Records from a data collection:

▼

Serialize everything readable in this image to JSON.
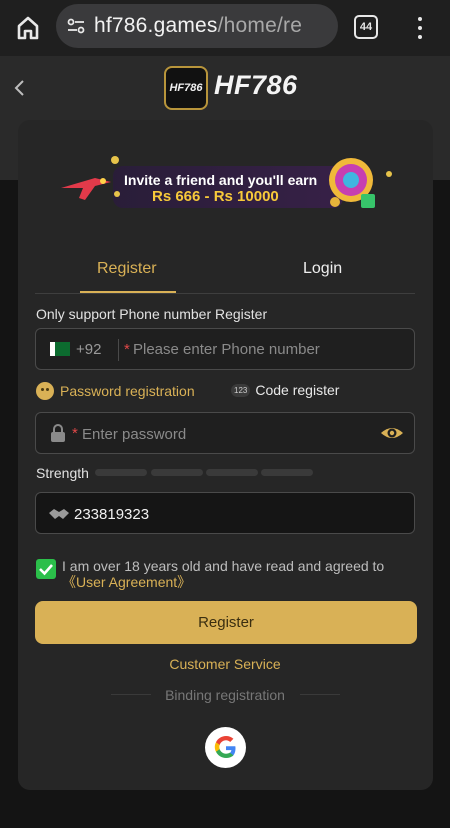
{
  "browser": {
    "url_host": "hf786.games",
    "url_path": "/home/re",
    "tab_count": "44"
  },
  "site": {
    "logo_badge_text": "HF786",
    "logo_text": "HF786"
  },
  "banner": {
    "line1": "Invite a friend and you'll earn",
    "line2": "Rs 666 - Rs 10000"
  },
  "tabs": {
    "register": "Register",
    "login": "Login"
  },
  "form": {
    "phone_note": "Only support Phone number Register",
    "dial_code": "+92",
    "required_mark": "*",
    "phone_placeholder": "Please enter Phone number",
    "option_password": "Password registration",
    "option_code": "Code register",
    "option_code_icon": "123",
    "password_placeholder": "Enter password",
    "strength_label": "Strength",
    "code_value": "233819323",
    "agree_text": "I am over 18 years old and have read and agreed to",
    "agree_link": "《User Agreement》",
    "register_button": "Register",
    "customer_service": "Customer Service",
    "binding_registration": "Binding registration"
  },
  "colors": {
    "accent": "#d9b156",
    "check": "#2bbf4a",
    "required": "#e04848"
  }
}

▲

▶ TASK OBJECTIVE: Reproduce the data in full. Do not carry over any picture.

▶ ANSWER TO THIS PROBLEM:
Serialize everything readable in this image to JSON.
{
  "browser": {
    "url_host": "hf786.games",
    "url_path": "/home/re",
    "tab_count": "44"
  },
  "site": {
    "logo_badge_text": "HF786",
    "logo_text": "HF786"
  },
  "banner": {
    "line1": "Invite a friend and you'll earn",
    "line2": "Rs 666 - Rs 10000"
  },
  "tabs": {
    "register": "Register",
    "login": "Login"
  },
  "form": {
    "phone_note": "Only support Phone number Register",
    "dial_code": "+92",
    "required_mark": "*",
    "phone_placeholder": "Please enter Phone number",
    "option_password": "Password registration",
    "option_code": "Code register",
    "option_code_icon": "123",
    "password_placeholder": "Enter password",
    "strength_label": "Strength",
    "code_value": "233819323",
    "agree_text": "I am over 18 years old and have read and agreed to",
    "agree_link": "《User Agreement》",
    "register_button": "Register",
    "customer_service": "Customer Service",
    "binding_registration": "Binding registration"
  },
  "colors": {
    "accent": "#d9b156",
    "check": "#2bbf4a",
    "required": "#e04848"
  }
}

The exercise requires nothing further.